Problem to work on: Would you copy the records exactly, leaving the pictures out?

Information:
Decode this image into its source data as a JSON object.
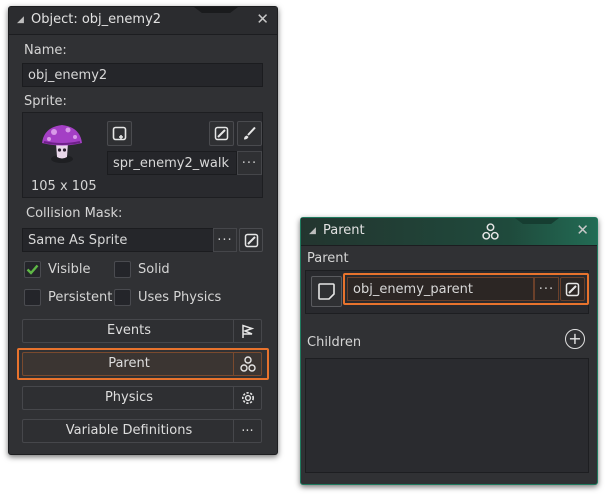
{
  "object_panel": {
    "title": "Object: obj_enemy2",
    "close_glyph": "✕",
    "name_label": "Name:",
    "name_value": "obj_enemy2",
    "sprite_label": "Sprite:",
    "sprite_name": "spr_enemy2_walk",
    "sprite_size": "105 x 105",
    "collision_label": "Collision Mask:",
    "collision_value": "Same As Sprite",
    "dots_label": "···",
    "checkboxes": {
      "visible": {
        "label": "Visible",
        "checked": true
      },
      "solid": {
        "label": "Solid",
        "checked": false
      },
      "persistent": {
        "label": "Persistent",
        "checked": false
      },
      "uses_physics": {
        "label": "Uses Physics",
        "checked": false
      }
    },
    "buttons": {
      "events": "Events",
      "parent": "Parent",
      "physics": "Physics",
      "variable_definitions": "Variable Definitions"
    },
    "icons": [
      "new-sprite-icon",
      "edit-sprite-icon",
      "brush-icon",
      "flag-icon",
      "parent-icon",
      "gear-icon",
      "mushroom-sprite-icon"
    ]
  },
  "parent_panel": {
    "title": "Parent",
    "close_glyph": "✕",
    "parent_label": "Parent",
    "parent_value": "obj_enemy_parent",
    "dots_label": "···",
    "children_label": "Children",
    "add_glyph": "+"
  },
  "colors": {
    "panel_bg": "#303134",
    "field_bg": "#25262a",
    "highlight": "#e8732d",
    "check_green": "#5fb846",
    "teal_border": "#1f7a5e"
  }
}
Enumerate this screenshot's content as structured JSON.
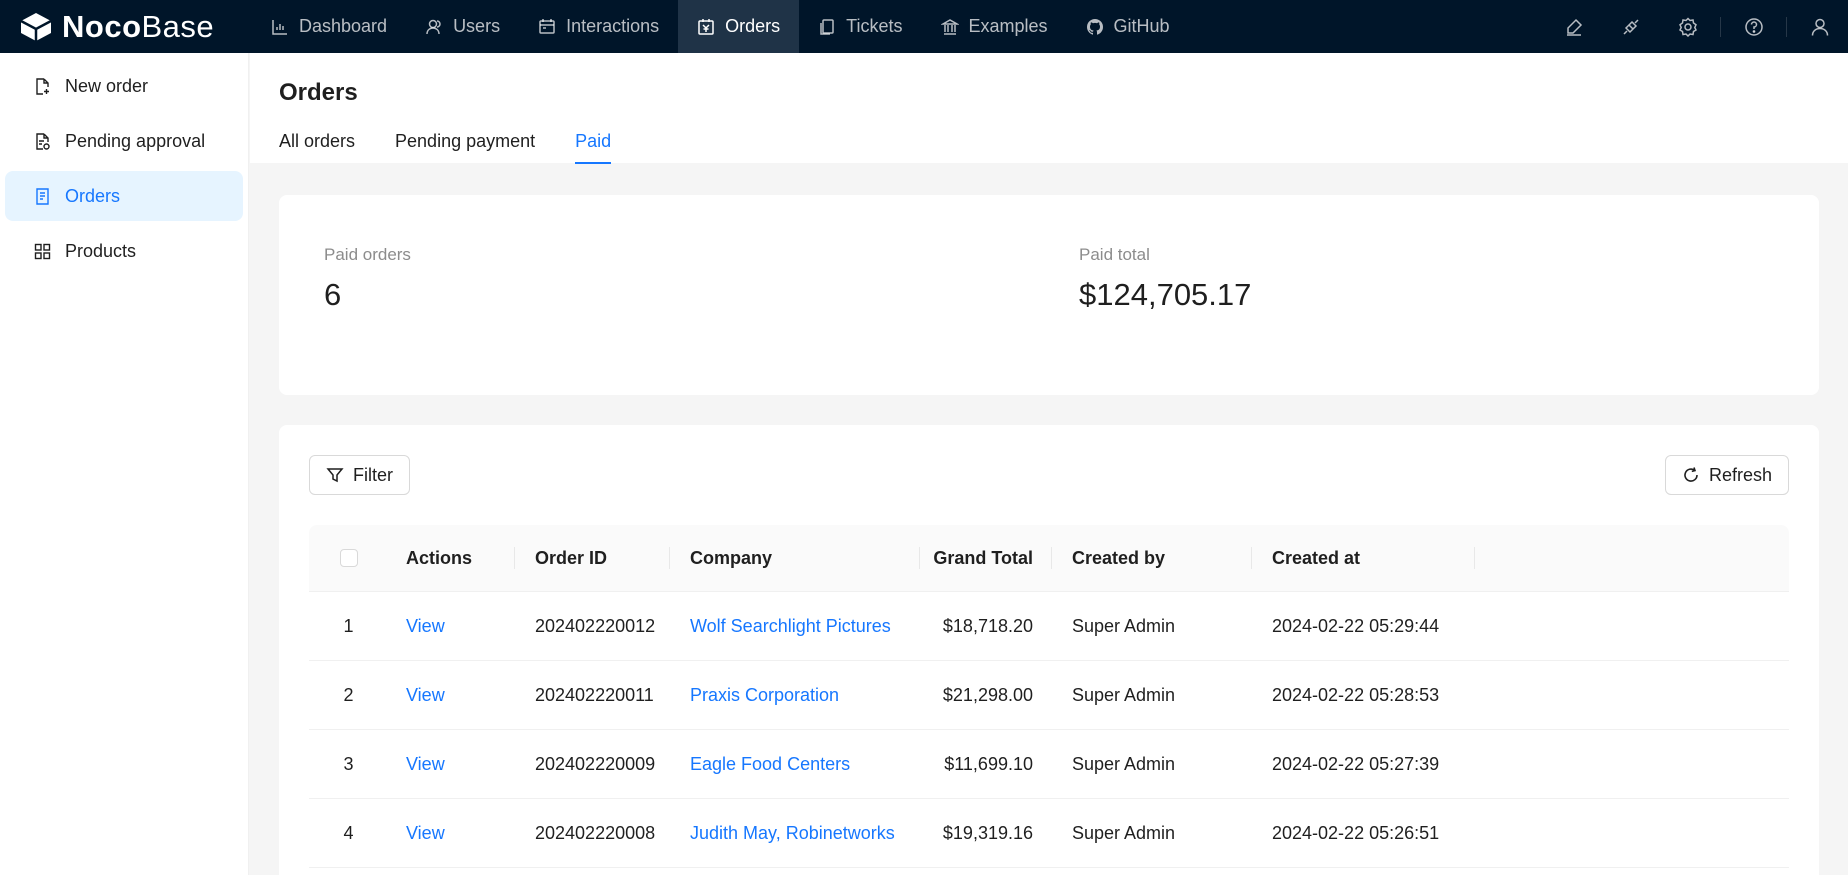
{
  "app": {
    "logo_bold": "Noco",
    "logo_light": "Base"
  },
  "nav": [
    {
      "label": "Dashboard",
      "icon": "bar-chart-icon"
    },
    {
      "label": "Users",
      "icon": "users-icon"
    },
    {
      "label": "Interactions",
      "icon": "calendar-icon"
    },
    {
      "label": "Orders",
      "icon": "account-book-icon",
      "active": true
    },
    {
      "label": "Tickets",
      "icon": "copy-icon"
    },
    {
      "label": "Examples",
      "icon": "bank-icon"
    },
    {
      "label": "GitHub",
      "icon": "github-icon"
    }
  ],
  "top_actions": [
    "highlight-icon",
    "plugin-icon",
    "settings-icon",
    "help-icon",
    "user-icon"
  ],
  "sidebar": {
    "items": [
      {
        "label": "New order",
        "icon": "file-add-icon"
      },
      {
        "label": "Pending approval",
        "icon": "file-sync-icon"
      },
      {
        "label": "Orders",
        "icon": "file-text-icon",
        "active": true
      },
      {
        "label": "Products",
        "icon": "appstore-icon"
      }
    ]
  },
  "page": {
    "title": "Orders",
    "tabs": [
      {
        "label": "All orders"
      },
      {
        "label": "Pending payment"
      },
      {
        "label": "Paid",
        "active": true
      }
    ]
  },
  "stats": {
    "paid_orders_label": "Paid orders",
    "paid_orders_value": "6",
    "paid_total_label": "Paid total",
    "paid_total_value": "$124,705.17"
  },
  "toolbar": {
    "filter_label": "Filter",
    "refresh_label": "Refresh"
  },
  "table": {
    "columns": {
      "actions": "Actions",
      "order_id": "Order ID",
      "company": "Company",
      "grand_total": "Grand Total",
      "created_by": "Created by",
      "created_at": "Created at"
    },
    "rows": [
      {
        "index": "1",
        "action": "View",
        "order_id": "202402220012",
        "company": "Wolf Searchlight Pictures",
        "grand_total": "$18,718.20",
        "created_by": "Super Admin",
        "created_at": "2024-02-22 05:29:44"
      },
      {
        "index": "2",
        "action": "View",
        "order_id": "202402220011",
        "company": "Praxis Corporation",
        "grand_total": "$21,298.00",
        "created_by": "Super Admin",
        "created_at": "2024-02-22 05:28:53"
      },
      {
        "index": "3",
        "action": "View",
        "order_id": "202402220009",
        "company": "Eagle Food Centers",
        "grand_total": "$11,699.10",
        "created_by": "Super Admin",
        "created_at": "2024-02-22 05:27:39"
      },
      {
        "index": "4",
        "action": "View",
        "order_id": "202402220008",
        "company": "Judith May, Robinetworks",
        "grand_total": "$19,319.16",
        "created_by": "Super Admin",
        "created_at": "2024-02-22 05:26:51"
      }
    ]
  },
  "colors": {
    "topbar_bg": "#001529",
    "accent": "#1677ff",
    "active_sidebar_bg": "#e6f4ff"
  }
}
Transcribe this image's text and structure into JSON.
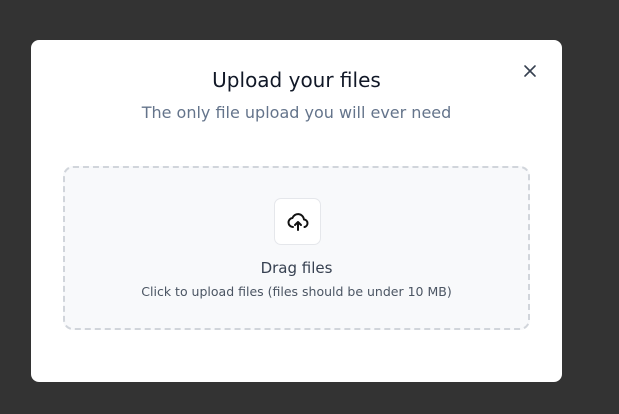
{
  "modal": {
    "title": "Upload your files",
    "subtitle": "The only file upload you will ever need",
    "close_icon": "close-icon"
  },
  "dropzone": {
    "icon": "cloud-upload-icon",
    "label": "Drag files",
    "hint": "Click to upload files (files should be under 10 MB)"
  }
}
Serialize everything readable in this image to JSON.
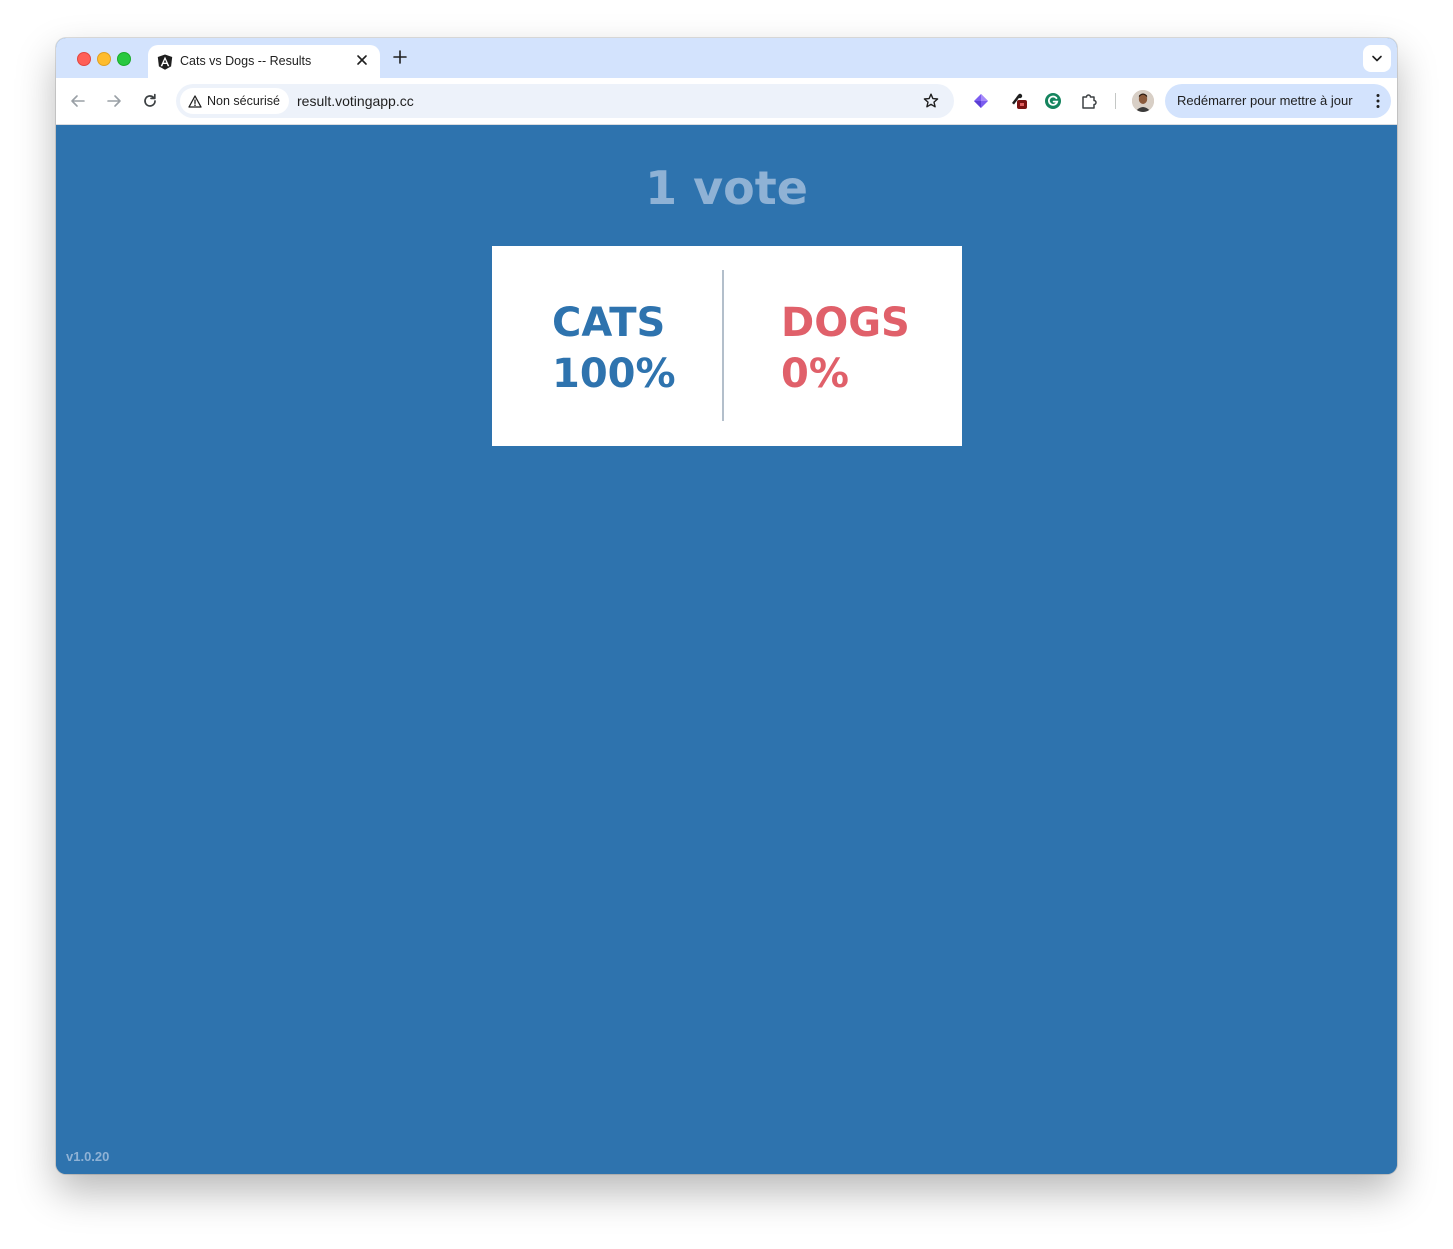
{
  "browser": {
    "tab": {
      "title": "Cats vs Dogs -- Results"
    },
    "security_label": "Non sécurisé",
    "url": "result.votingapp.cc",
    "relaunch_label": "Redémarrer pour mettre à jour",
    "icons": [
      "angular-logo-icon",
      "close-icon",
      "plus-icon",
      "chevron-down-icon",
      "back-arrow-icon",
      "forward-arrow-icon",
      "reload-icon",
      "warning-icon",
      "star-icon",
      "extension-icons",
      "puzzle-icon",
      "avatar",
      "more-vert-icon"
    ]
  },
  "page": {
    "vote_count": "1 vote",
    "choices": [
      {
        "name": "CATS",
        "percent": "100%",
        "color": "#2e73ae"
      },
      {
        "name": "DOGS",
        "percent": "0%",
        "color": "#e0606a"
      }
    ],
    "version": "v1.0.20",
    "background_color": "#2e73ae"
  }
}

Answer to this exercise:
Decode this image into its source data as a JSON object.
{
  "object_panel": {
    "title": "Object: obj_enemy2",
    "close_glyph": "✕",
    "name_label": "Name:",
    "name_value": "obj_enemy2",
    "sprite_label": "Sprite:",
    "sprite_name": "spr_enemy2_walk",
    "sprite_size": "105 x 105",
    "collision_label": "Collision Mask:",
    "collision_value": "Same As Sprite",
    "dots_label": "···",
    "checkboxes": {
      "visible": {
        "label": "Visible",
        "checked": true
      },
      "solid": {
        "label": "Solid",
        "checked": false
      },
      "persistent": {
        "label": "Persistent",
        "checked": false
      },
      "uses_physics": {
        "label": "Uses Physics",
        "checked": false
      }
    },
    "buttons": {
      "events": "Events",
      "parent": "Parent",
      "physics": "Physics",
      "variable_definitions": "Variable Definitions"
    },
    "icons": [
      "new-sprite-icon",
      "edit-sprite-icon",
      "brush-icon",
      "flag-icon",
      "parent-icon",
      "gear-icon",
      "mushroom-sprite-icon"
    ]
  },
  "parent_panel": {
    "title": "Parent",
    "close_glyph": "✕",
    "parent_label": "Parent",
    "parent_value": "obj_enemy_parent",
    "dots_label": "···",
    "children_label": "Children",
    "add_glyph": "+"
  },
  "colors": {
    "panel_bg": "#303134",
    "field_bg": "#25262a",
    "highlight": "#e8732d",
    "check_green": "#5fb846",
    "teal_border": "#1f7a5e"
  }
}
Enumerate this screenshot's content as structured JSON.
{
  "app": {
    "logo_bold": "Noco",
    "logo_light": "Base"
  },
  "nav": [
    {
      "label": "Dashboard",
      "icon": "bar-chart-icon"
    },
    {
      "label": "Users",
      "icon": "users-icon"
    },
    {
      "label": "Interactions",
      "icon": "calendar-icon"
    },
    {
      "label": "Orders",
      "icon": "account-book-icon",
      "active": true
    },
    {
      "label": "Tickets",
      "icon": "copy-icon"
    },
    {
      "label": "Examples",
      "icon": "bank-icon"
    },
    {
      "label": "GitHub",
      "icon": "github-icon"
    }
  ],
  "top_actions": [
    "highlight-icon",
    "plugin-icon",
    "settings-icon",
    "help-icon",
    "user-icon"
  ],
  "sidebar": {
    "items": [
      {
        "label": "New order",
        "icon": "file-add-icon"
      },
      {
        "label": "Pending approval",
        "icon": "file-sync-icon"
      },
      {
        "label": "Orders",
        "icon": "file-text-icon",
        "active": true
      },
      {
        "label": "Products",
        "icon": "appstore-icon"
      }
    ]
  },
  "page": {
    "title": "Orders",
    "tabs": [
      {
        "label": "All orders"
      },
      {
        "label": "Pending payment"
      },
      {
        "label": "Paid",
        "active": true
      }
    ]
  },
  "stats": {
    "paid_orders_label": "Paid orders",
    "paid_orders_value": "6",
    "paid_total_label": "Paid total",
    "paid_total_value": "$124,705.17"
  },
  "toolbar": {
    "filter_label": "Filter",
    "refresh_label": "Refresh"
  },
  "table": {
    "columns": {
      "actions": "Actions",
      "order_id": "Order ID",
      "company": "Company",
      "grand_total": "Grand Total",
      "created_by": "Created by",
      "created_at": "Created at"
    },
    "rows": [
      {
        "index": "1",
        "action": "View",
        "order_id": "202402220012",
        "company": "Wolf Searchlight Pictures",
        "grand_total": "$18,718.20",
        "created_by": "Super Admin",
        "created_at": "2024-02-22 05:29:44"
      },
      {
        "index": "2",
        "action": "View",
        "order_id": "202402220011",
        "company": "Praxis Corporation",
        "grand_total": "$21,298.00",
        "created_by": "Super Admin",
        "created_at": "2024-02-22 05:28:53"
      },
      {
        "index": "3",
        "action": "View",
        "order_id": "202402220009",
        "company": "Eagle Food Centers",
        "grand_total": "$11,699.10",
        "created_by": "Super Admin",
        "created_at": "2024-02-22 05:27:39"
      },
      {
        "index": "4",
        "action": "View",
        "order_id": "202402220008",
        "company": "Judith May, Robinetworks",
        "grand_total": "$19,319.16",
        "created_by": "Super Admin",
        "created_at": "2024-02-22 05:26:51"
      }
    ]
  },
  "colors": {
    "topbar_bg": "#001529",
    "accent": "#1677ff",
    "active_sidebar_bg": "#e6f4ff"
  }
}
Transcribe this image's text and structure into JSON.
{
  "modal": {
    "title": "Upload your files",
    "subtitle": "The only file upload you will ever need",
    "close_icon": "close-icon"
  },
  "dropzone": {
    "icon": "cloud-upload-icon",
    "label": "Drag files",
    "hint": "Click to upload files (files should be under 10 MB)"
  }
}
Serialize everything readable in this image to JSON.
{
  "browser": {
    "tab": {
      "title": "Cats vs Dogs -- Results"
    },
    "security_label": "Non sécurisé",
    "url": "result.votingapp.cc",
    "relaunch_label": "Redémarrer pour mettre à jour",
    "icons": [
      "angular-logo-icon",
      "close-icon",
      "plus-icon",
      "chevron-down-icon",
      "back-arrow-icon",
      "forward-arrow-icon",
      "reload-icon",
      "warning-icon",
      "star-icon",
      "extension-icons",
      "puzzle-icon",
      "avatar",
      "more-vert-icon"
    ]
  },
  "page": {
    "vote_count": "1 vote",
    "choices": [
      {
        "name": "CATS",
        "percent": "100%",
        "color": "#2e73ae"
      },
      {
        "name": "DOGS",
        "percent": "0%",
        "color": "#e0606a"
      }
    ],
    "version": "v1.0.20",
    "background_color": "#2e73ae"
  }
}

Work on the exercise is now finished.